Problem to work on:
Work out how many lines in the data below include "RepeatInterval", then reply with that number only.

START Material provided

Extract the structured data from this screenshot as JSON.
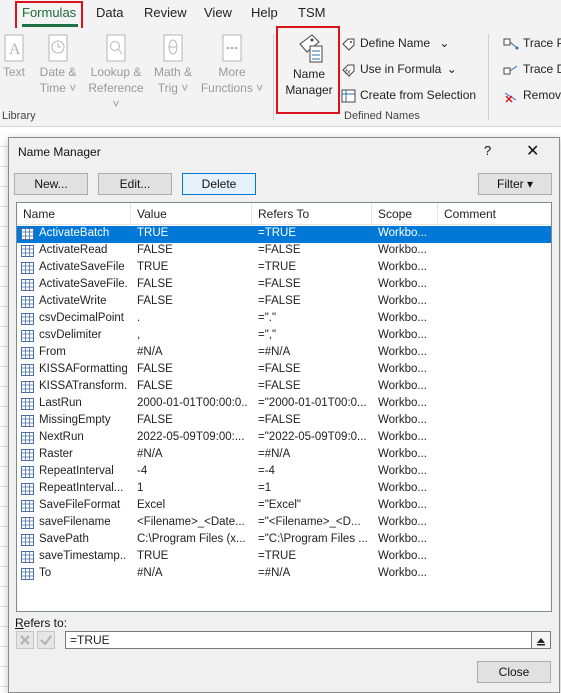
{
  "ribbon": {
    "tabs": [
      "Formulas",
      "Data",
      "Review",
      "View",
      "Help",
      "TSM"
    ],
    "function_library": {
      "buttons": [
        {
          "label1": "Text",
          "label2": "",
          "icon": "text-icon"
        },
        {
          "label1": "Date &",
          "label2": "Time ˅",
          "icon": "date-time-icon"
        },
        {
          "label1": "Lookup &",
          "label2": "Reference ˅",
          "icon": "lookup-reference-icon"
        },
        {
          "label1": "Math &",
          "label2": "Trig ˅",
          "icon": "math-trig-icon"
        },
        {
          "label1": "More",
          "label2": "Functions ˅",
          "icon": "more-functions-icon"
        }
      ],
      "group_label": "Library"
    },
    "defined_names": {
      "name_manager_line1": "Name",
      "name_manager_line2": "Manager",
      "define_name": "Define Name",
      "use_in_formula": "Use in Formula",
      "create_from_selection": "Create from Selection",
      "group_label": "Defined Names"
    },
    "auditing": {
      "trace_precedents": "Trace P",
      "trace_dependents": "Trace D",
      "remove_arrows": "Remov"
    }
  },
  "dialog": {
    "title": "Name Manager",
    "help": "?",
    "close": "✕",
    "buttons": {
      "new": "New...",
      "edit": "Edit...",
      "delete": "Delete",
      "filter": "Filter ▾"
    },
    "columns": [
      "Name",
      "Value",
      "Refers To",
      "Scope",
      "Comment"
    ],
    "rows": [
      {
        "name": "ActivateBatch",
        "value": "TRUE",
        "refers": "=TRUE",
        "scope": "Workbo...",
        "selected": true
      },
      {
        "name": "ActivateRead",
        "value": "FALSE",
        "refers": "=FALSE",
        "scope": "Workbo..."
      },
      {
        "name": "ActivateSaveFile",
        "value": "TRUE",
        "refers": "=TRUE",
        "scope": "Workbo..."
      },
      {
        "name": "ActivateSaveFile...",
        "value": "FALSE",
        "refers": "=FALSE",
        "scope": "Workbo..."
      },
      {
        "name": "ActivateWrite",
        "value": "FALSE",
        "refers": "=FALSE",
        "scope": "Workbo..."
      },
      {
        "name": "csvDecimalPoint",
        "value": ".",
        "refers": "=\".\"",
        "scope": "Workbo..."
      },
      {
        "name": "csvDelimiter",
        "value": ",",
        "refers": "=\",\"",
        "scope": "Workbo..."
      },
      {
        "name": "From",
        "value": "#N/A",
        "refers": "=#N/A",
        "scope": "Workbo..."
      },
      {
        "name": "KISSAFormatting",
        "value": "FALSE",
        "refers": "=FALSE",
        "scope": "Workbo..."
      },
      {
        "name": "KISSATransform...",
        "value": "FALSE",
        "refers": "=FALSE",
        "scope": "Workbo..."
      },
      {
        "name": "LastRun",
        "value": "2000-01-01T00:00:0...",
        "refers": "=\"2000-01-01T00:0...",
        "scope": "Workbo..."
      },
      {
        "name": "MissingEmpty",
        "value": "FALSE",
        "refers": "=FALSE",
        "scope": "Workbo..."
      },
      {
        "name": "NextRun",
        "value": "2022-05-09T09:00:...",
        "refers": "=\"2022-05-09T09:0...",
        "scope": "Workbo..."
      },
      {
        "name": "Raster",
        "value": "#N/A",
        "refers": "=#N/A",
        "scope": "Workbo..."
      },
      {
        "name": "RepeatInterval",
        "value": "-4",
        "refers": "=-4",
        "scope": "Workbo..."
      },
      {
        "name": "RepeatInterval...",
        "value": "1",
        "refers": "=1",
        "scope": "Workbo..."
      },
      {
        "name": "SaveFileFormat",
        "value": "Excel",
        "refers": "=\"Excel\"",
        "scope": "Workbo..."
      },
      {
        "name": "saveFilename",
        "value": "<Filename>_<Date...",
        "refers": "=\"<Filename>_<D...",
        "scope": "Workbo..."
      },
      {
        "name": "SavePath",
        "value": "C:\\Program Files (x...",
        "refers": "=\"C:\\Program Files ...",
        "scope": "Workbo..."
      },
      {
        "name": "saveTimestamp...",
        "value": "TRUE",
        "refers": "=TRUE",
        "scope": "Workbo..."
      },
      {
        "name": "To",
        "value": "#N/A",
        "refers": "=#N/A",
        "scope": "Workbo..."
      }
    ],
    "refers_to_label_first": "R",
    "refers_to_label_rest": "efers to:",
    "refers_to_value": "=TRUE",
    "close_button": "Close"
  },
  "colors": {
    "selection": "#0078d7",
    "highlight": "#d9121b",
    "active_tab": "#1e7145"
  }
}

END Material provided

Written answer:
2